It wasn't just the social and historical contexts into which I was born that made me gnaw at the corners of my place in the scheme of things; there were also the specifics of my large and close-knit family. My mother's side, my closest side, is full of vinegary characters who, out of pure cussedness, loved to fight whatever power was closest to hand. (Usually, this fight was verbal rather than legal or physical; in my family, a cutting wit is the weapon of choice. Since the little guy couldn't actually change his situation, we believe, he might as well make fun of it.) Despite their many years sharecropping in the Mississippi Delta, they rarely expended much of their hell-raising energy railing against whites.

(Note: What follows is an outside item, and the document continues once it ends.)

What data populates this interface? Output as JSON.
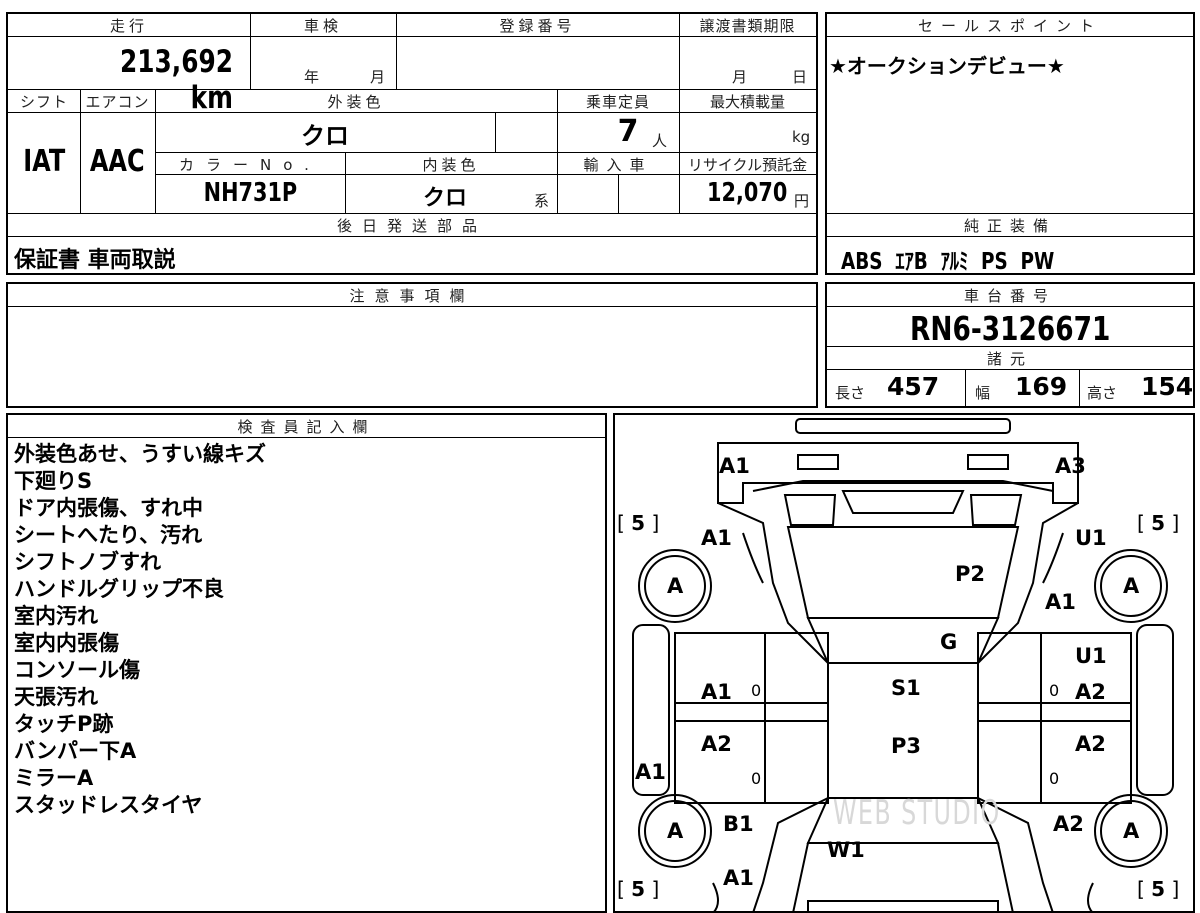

My maternal grandfather, John Bishop "Paw Paw" Gooch, was not exactly a Norman Rockwell figure. His stories, and he had lots of them, were always either profane, sacrilegious, or X-rated, but blacks were almost always the main players. "White folks don bother me," he used to say, "you know in the fust fi minutes where you stands wid any particular one of em. 'S niggers that cause all my problems." He cackled about having been too young to fight in World War I and too old for World War II. He cheated his great-grandchildren at board games and blew smoke in their faces if they complained. He once tossed a crumpled dollar bill at a preteen collecting for football uniforms on the street and sneered, "Now quit beggin." He pinched my teenage girlfriends' behinds at holiday gatherings and convinced his cronies that I was his wife. I was eleven.
When the Gooches got together, laughter and...